How does Wilson explain the girls’ fits? “The most potent argument points to the power of suggestion,” she states. “The children seemed to pull out whatever name they’d heard around the house lately,” Wilson suggests.
Even more striking, however, is the highly suggestive nature of the questions the children were asked, often several weeks before a trial, Wilson says. She sees remarkable similarities between the way the girls in Salem were interrogated and the methods used to question the children who “remembered” being abused in an infamous case in Malden, Mass., in the 1980s, when preschoolers accused Violet Amirault and her staff of sexual abuse.
Whatever mechanism may have produced the girls’ behavior, a more fundamental — and troubling — mystery is what made the town of Salem see it as a reason to turn on their neighbors.
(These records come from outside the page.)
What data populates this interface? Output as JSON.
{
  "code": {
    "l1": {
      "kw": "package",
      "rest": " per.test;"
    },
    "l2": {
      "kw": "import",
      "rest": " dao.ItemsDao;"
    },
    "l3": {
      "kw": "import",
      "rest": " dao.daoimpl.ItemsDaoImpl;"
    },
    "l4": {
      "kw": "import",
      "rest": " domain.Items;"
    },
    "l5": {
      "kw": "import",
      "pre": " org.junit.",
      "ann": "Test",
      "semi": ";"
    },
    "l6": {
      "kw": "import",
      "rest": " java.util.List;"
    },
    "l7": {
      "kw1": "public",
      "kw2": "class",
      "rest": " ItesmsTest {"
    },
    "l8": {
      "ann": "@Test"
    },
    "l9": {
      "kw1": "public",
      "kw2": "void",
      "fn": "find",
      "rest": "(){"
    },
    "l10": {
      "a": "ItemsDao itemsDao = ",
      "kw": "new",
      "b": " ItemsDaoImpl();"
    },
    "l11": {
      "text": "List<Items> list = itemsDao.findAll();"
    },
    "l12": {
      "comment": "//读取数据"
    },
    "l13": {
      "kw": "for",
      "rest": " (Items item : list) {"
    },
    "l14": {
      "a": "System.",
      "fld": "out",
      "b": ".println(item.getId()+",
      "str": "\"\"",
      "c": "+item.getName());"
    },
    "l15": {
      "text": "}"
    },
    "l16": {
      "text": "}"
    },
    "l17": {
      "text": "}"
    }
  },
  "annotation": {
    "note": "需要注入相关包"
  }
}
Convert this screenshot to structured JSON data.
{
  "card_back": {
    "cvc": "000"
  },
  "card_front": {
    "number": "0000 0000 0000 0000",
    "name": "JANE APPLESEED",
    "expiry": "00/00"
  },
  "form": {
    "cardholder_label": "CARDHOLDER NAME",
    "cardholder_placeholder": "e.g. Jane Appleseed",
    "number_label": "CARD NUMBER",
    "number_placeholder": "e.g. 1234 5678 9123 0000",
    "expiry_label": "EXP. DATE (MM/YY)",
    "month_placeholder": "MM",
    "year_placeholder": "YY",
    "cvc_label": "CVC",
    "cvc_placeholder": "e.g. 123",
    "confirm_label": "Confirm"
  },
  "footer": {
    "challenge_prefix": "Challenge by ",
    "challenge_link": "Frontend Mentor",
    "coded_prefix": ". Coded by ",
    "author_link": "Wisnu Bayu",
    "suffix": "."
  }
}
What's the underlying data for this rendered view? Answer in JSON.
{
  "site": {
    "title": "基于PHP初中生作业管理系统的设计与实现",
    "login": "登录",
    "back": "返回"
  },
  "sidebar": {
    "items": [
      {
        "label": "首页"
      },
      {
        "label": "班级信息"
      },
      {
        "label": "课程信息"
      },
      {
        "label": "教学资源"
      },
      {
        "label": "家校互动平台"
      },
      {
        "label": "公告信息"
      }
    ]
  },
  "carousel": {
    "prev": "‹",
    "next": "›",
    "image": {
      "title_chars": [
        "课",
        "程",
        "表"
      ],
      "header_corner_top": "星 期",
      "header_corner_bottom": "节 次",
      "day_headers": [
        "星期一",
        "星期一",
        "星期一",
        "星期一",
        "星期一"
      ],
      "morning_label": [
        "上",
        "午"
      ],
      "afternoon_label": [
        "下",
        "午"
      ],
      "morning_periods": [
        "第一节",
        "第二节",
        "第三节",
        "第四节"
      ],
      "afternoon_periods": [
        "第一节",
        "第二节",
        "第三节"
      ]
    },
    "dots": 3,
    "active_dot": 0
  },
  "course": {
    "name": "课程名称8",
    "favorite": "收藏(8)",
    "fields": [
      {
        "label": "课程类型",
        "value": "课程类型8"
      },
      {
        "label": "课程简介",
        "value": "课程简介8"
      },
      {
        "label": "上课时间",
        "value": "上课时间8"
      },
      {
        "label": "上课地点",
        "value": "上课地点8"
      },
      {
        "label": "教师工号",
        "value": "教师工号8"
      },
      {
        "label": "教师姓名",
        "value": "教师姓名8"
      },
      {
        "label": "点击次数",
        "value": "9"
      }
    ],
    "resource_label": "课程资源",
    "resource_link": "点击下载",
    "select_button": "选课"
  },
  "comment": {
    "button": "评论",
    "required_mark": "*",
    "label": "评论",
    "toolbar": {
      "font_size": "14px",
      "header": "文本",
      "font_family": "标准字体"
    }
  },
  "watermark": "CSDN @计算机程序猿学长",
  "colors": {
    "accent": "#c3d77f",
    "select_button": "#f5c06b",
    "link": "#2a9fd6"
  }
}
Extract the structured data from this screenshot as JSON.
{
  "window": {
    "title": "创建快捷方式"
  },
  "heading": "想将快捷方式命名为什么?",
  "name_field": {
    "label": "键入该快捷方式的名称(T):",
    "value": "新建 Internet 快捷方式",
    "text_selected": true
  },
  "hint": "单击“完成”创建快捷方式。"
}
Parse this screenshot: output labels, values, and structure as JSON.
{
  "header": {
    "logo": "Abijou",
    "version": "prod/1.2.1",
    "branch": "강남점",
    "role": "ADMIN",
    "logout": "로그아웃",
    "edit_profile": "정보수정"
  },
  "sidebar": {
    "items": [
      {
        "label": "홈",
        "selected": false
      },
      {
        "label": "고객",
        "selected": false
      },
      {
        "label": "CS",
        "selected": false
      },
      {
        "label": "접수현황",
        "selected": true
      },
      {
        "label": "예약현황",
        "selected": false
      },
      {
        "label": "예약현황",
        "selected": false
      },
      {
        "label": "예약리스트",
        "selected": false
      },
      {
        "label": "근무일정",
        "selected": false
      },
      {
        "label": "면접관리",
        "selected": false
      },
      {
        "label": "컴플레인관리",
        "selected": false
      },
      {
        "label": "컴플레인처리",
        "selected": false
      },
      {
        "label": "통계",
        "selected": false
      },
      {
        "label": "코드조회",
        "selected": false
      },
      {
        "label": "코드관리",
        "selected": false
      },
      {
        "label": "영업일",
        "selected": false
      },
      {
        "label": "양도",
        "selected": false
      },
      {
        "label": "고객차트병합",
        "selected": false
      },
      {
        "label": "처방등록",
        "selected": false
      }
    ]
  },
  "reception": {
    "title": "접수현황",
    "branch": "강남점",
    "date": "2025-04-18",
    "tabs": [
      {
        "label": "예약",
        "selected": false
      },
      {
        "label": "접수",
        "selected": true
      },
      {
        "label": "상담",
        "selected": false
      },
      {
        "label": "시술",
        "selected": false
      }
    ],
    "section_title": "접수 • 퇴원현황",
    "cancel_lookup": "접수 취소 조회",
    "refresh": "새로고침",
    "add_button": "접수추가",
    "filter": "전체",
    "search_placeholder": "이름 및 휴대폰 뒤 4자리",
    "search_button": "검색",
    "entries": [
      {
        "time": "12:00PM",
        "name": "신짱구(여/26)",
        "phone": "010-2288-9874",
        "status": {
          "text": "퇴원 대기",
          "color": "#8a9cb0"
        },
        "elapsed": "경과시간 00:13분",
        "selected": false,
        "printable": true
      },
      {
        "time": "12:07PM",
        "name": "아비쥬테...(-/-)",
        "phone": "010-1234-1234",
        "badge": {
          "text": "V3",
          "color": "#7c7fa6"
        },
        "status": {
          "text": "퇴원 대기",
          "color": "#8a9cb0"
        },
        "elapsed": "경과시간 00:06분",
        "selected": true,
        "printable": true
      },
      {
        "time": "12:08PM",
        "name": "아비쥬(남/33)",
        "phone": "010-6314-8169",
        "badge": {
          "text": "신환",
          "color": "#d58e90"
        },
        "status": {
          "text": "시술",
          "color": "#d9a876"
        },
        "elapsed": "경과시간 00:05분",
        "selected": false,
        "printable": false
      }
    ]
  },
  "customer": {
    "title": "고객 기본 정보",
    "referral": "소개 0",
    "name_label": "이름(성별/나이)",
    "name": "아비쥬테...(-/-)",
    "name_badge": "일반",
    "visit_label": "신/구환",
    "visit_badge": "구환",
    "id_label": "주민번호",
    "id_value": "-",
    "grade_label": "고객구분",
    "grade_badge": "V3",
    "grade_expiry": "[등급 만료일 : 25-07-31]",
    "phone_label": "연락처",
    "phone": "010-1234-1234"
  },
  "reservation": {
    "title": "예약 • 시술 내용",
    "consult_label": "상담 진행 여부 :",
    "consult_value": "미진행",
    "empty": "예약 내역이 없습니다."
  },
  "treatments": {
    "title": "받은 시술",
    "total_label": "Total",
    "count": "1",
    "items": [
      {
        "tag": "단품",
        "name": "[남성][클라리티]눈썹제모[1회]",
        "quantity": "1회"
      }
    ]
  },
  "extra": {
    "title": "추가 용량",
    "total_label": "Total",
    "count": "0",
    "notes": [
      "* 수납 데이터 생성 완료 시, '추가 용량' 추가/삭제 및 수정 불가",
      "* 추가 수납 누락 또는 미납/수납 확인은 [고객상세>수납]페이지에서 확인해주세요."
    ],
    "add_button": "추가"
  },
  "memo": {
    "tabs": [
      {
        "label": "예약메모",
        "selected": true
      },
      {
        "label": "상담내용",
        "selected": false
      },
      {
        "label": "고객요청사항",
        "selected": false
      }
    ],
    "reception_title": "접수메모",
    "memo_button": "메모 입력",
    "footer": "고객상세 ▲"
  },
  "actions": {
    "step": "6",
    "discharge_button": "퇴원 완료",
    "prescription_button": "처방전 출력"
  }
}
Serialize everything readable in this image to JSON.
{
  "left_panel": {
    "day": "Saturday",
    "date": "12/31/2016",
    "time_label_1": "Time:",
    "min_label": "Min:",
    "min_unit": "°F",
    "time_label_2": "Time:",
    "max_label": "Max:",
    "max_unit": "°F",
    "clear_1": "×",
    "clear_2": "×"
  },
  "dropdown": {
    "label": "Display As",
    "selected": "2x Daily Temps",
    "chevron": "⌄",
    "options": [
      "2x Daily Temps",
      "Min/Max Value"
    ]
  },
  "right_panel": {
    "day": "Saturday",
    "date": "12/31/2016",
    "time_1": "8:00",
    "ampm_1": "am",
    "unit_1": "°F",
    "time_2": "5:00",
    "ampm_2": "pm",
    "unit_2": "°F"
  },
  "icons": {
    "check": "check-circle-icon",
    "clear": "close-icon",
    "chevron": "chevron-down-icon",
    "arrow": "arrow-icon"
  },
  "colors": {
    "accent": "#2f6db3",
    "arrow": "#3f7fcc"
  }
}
This piece or the puzzle is addressed by one of the more recent interpretations of the trials, the Salem Witchcraft Trial Memorial. The memorial was dedicated in 1992, the trials’ tricentennial. Playwright Arthur Miller, historian Marion Starkey and Holocaust survivor Elie Wiesel attended. The monument is spare: an open “room” defined by a low, rough-hewn wall set with 19 ledges, each of which is inscribed with the name of a different victim, and a quote in which the victim states his or her innocence.
The Wiccans who celebrate Samhain at Salem consider these victims to be martyrs whose deaths made their religious freedom possible. But the memorial makes no such claim. It simply serves as a stark reminder that group fear, unchecked, can lead to tragic consequences.